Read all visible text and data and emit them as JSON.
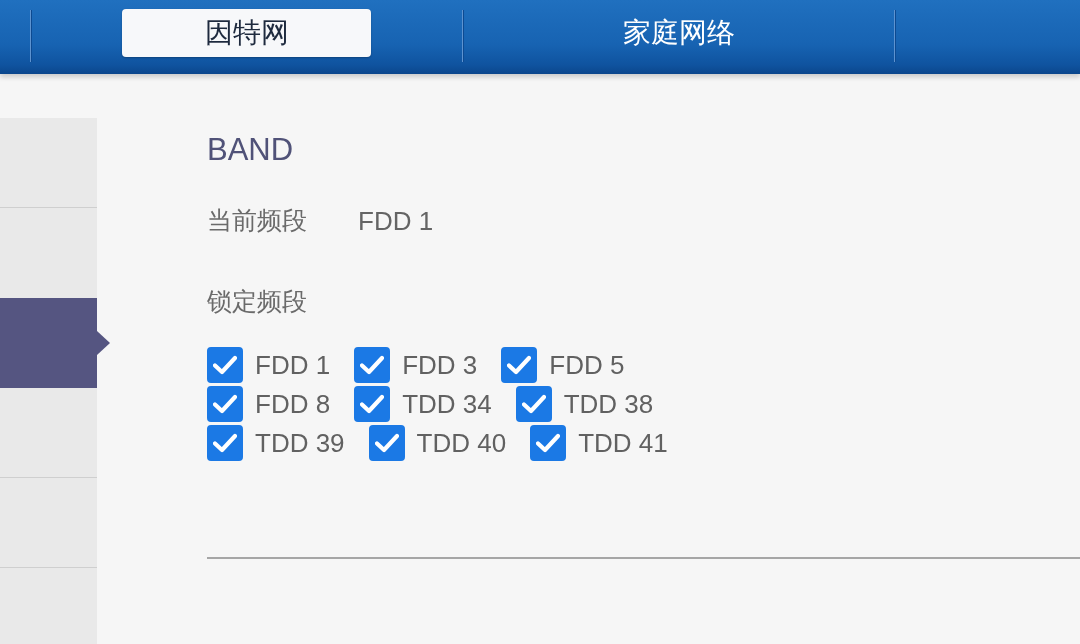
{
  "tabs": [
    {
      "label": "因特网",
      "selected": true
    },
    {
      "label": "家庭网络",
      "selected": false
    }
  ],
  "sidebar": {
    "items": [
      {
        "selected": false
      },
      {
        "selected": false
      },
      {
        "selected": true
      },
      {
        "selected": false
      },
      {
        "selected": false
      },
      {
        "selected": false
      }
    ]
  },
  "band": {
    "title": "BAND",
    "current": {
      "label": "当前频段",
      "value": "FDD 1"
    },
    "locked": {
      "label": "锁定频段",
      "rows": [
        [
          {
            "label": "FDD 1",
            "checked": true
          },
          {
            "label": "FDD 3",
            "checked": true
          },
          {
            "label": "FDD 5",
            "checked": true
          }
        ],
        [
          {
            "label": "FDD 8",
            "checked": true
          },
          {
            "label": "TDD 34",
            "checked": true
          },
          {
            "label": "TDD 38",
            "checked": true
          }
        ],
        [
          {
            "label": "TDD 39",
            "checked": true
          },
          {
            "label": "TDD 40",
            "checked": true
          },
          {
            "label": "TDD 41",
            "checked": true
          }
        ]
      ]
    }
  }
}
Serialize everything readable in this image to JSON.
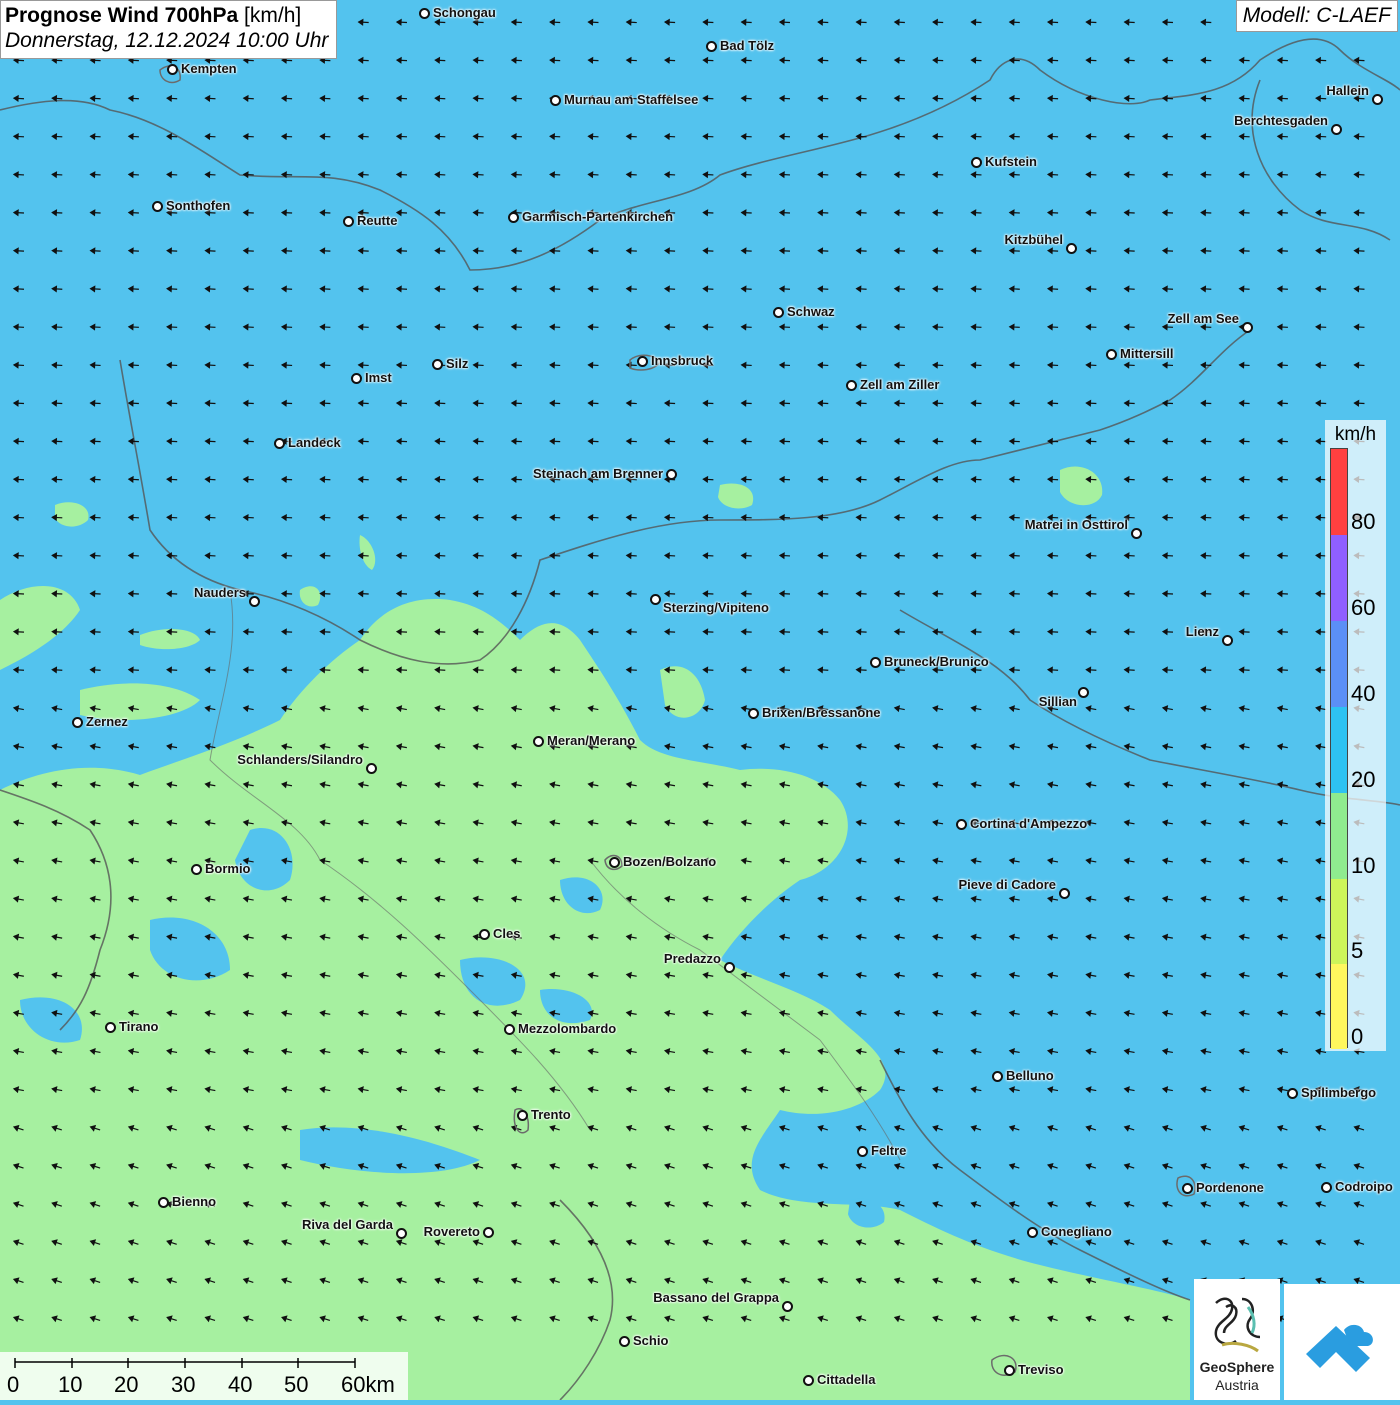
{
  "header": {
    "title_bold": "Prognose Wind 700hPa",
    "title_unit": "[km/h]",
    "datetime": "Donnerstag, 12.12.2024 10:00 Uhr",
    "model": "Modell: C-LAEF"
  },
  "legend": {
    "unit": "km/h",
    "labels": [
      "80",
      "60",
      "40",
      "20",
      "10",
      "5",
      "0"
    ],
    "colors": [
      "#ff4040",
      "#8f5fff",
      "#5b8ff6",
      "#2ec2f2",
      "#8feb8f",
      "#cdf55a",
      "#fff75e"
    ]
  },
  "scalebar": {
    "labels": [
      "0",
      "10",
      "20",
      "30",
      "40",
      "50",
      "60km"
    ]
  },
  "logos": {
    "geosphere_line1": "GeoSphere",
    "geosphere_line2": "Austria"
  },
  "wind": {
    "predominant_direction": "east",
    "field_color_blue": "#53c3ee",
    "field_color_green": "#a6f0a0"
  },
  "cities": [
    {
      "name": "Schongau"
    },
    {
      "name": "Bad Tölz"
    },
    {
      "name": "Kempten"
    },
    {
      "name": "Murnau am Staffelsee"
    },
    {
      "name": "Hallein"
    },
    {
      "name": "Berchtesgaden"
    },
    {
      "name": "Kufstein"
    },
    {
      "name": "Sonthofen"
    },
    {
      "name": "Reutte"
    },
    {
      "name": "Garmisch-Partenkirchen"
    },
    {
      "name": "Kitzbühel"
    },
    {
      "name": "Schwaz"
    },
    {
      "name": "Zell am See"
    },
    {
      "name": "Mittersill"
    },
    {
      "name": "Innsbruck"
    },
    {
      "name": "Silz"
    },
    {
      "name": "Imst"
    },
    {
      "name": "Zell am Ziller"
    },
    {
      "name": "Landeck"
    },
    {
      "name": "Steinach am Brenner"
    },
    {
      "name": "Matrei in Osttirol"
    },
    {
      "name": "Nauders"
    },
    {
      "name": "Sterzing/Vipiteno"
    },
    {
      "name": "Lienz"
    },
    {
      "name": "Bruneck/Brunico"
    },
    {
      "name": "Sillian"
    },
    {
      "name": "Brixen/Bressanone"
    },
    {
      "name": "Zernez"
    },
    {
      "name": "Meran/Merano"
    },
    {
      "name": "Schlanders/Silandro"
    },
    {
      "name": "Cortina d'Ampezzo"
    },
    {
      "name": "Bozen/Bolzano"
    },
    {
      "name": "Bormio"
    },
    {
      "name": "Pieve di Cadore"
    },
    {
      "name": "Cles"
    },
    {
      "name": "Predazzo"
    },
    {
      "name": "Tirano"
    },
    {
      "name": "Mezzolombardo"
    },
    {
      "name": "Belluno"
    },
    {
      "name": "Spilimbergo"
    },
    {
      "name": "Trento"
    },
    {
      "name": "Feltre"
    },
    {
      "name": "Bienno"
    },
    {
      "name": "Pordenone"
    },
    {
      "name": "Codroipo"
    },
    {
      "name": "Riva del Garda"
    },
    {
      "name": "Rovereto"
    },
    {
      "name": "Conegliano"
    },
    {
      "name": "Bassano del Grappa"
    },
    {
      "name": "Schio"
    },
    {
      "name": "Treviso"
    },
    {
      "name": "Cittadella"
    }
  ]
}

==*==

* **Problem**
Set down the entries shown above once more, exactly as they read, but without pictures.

* **Final answer**
Read all visible text and data and emit them as JSON.
{
  "tabs": [
    {
      "label": "因特网",
      "selected": true
    },
    {
      "label": "家庭网络",
      "selected": false
    }
  ],
  "sidebar": {
    "items": [
      {
        "selected": false
      },
      {
        "selected": false
      },
      {
        "selected": true
      },
      {
        "selected": false
      },
      {
        "selected": false
      },
      {
        "selected": false
      }
    ]
  },
  "band": {
    "title": "BAND",
    "current": {
      "label": "当前频段",
      "value": "FDD 1"
    },
    "locked": {
      "label": "锁定频段",
      "rows": [
        [
          {
            "label": "FDD 1",
            "checked": true
          },
          {
            "label": "FDD 3",
            "checked": true
          },
          {
            "label": "FDD 5",
            "checked": true
          }
        ],
        [
          {
            "label": "FDD 8",
            "checked": true
          },
          {
            "label": "TDD 34",
            "checked": true
          },
          {
            "label": "TDD 38",
            "checked": true
          }
        ],
        [
          {
            "label": "TDD 39",
            "checked": true
          },
          {
            "label": "TDD 40",
            "checked": true
          },
          {
            "label": "TDD 41",
            "checked": true
          }
        ]
      ]
    }
  }
}
Serialize everything readable in this image to JSON.
{
  "header": {
    "title_bold": "Prognose Wind 700hPa",
    "title_unit": "[km/h]",
    "datetime": "Donnerstag, 12.12.2024 10:00 Uhr",
    "model": "Modell: C-LAEF"
  },
  "legend": {
    "unit": "km/h",
    "labels": [
      "80",
      "60",
      "40",
      "20",
      "10",
      "5",
      "0"
    ],
    "colors": [
      "#ff4040",
      "#8f5fff",
      "#5b8ff6",
      "#2ec2f2",
      "#8feb8f",
      "#cdf55a",
      "#fff75e"
    ]
  },
  "scalebar": {
    "labels": [
      "0",
      "10",
      "20",
      "30",
      "40",
      "50",
      "60km"
    ]
  },
  "logos": {
    "geosphere_line1": "GeoSphere",
    "geosphere_line2": "Austria"
  },
  "wind": {
    "predominant_direction": "east",
    "field_color_blue": "#53c3ee",
    "field_color_green": "#a6f0a0"
  },
  "cities": [
    {
      "name": "Schongau"
    },
    {
      "name": "Bad Tölz"
    },
    {
      "name": "Kempten"
    },
    {
      "name": "Murnau am Staffelsee"
    },
    {
      "name": "Hallein"
    },
    {
      "name": "Berchtesgaden"
    },
    {
      "name": "Kufstein"
    },
    {
      "name": "Sonthofen"
    },
    {
      "name": "Reutte"
    },
    {
      "name": "Garmisch-Partenkirchen"
    },
    {
      "name": "Kitzbühel"
    },
    {
      "name": "Schwaz"
    },
    {
      "name": "Zell am See"
    },
    {
      "name": "Mittersill"
    },
    {
      "name": "Innsbruck"
    },
    {
      "name": "Silz"
    },
    {
      "name": "Imst"
    },
    {
      "name": "Zell am Ziller"
    },
    {
      "name": "Landeck"
    },
    {
      "name": "Steinach am Brenner"
    },
    {
      "name": "Matrei in Osttirol"
    },
    {
      "name": "Nauders"
    },
    {
      "name": "Sterzing/Vipiteno"
    },
    {
      "name": "Lienz"
    },
    {
      "name": "Bruneck/Brunico"
    },
    {
      "name": "Sillian"
    },
    {
      "name": "Brixen/Bressanone"
    },
    {
      "name": "Zernez"
    },
    {
      "name": "Meran/Merano"
    },
    {
      "name": "Schlanders/Silandro"
    },
    {
      "name": "Cortina d'Ampezzo"
    },
    {
      "name": "Bozen/Bolzano"
    },
    {
      "name": "Bormio"
    },
    {
      "name": "Pieve di Cadore"
    },
    {
      "name": "Cles"
    },
    {
      "name": "Predazzo"
    },
    {
      "name": "Tirano"
    },
    {
      "name": "Mezzolombardo"
    },
    {
      "name": "Belluno"
    },
    {
      "name": "Spilimbergo"
    },
    {
      "name": "Trento"
    },
    {
      "name": "Feltre"
    },
    {
      "name": "Bienno"
    },
    {
      "name": "Pordenone"
    },
    {
      "name": "Codroipo"
    },
    {
      "name": "Riva del Garda"
    },
    {
      "name": "Rovereto"
    },
    {
      "name": "Conegliano"
    },
    {
      "name": "Bassano del Grappa"
    },
    {
      "name": "Schio"
    },
    {
      "name": "Treviso"
    },
    {
      "name": "Cittadella"
    }
  ]
}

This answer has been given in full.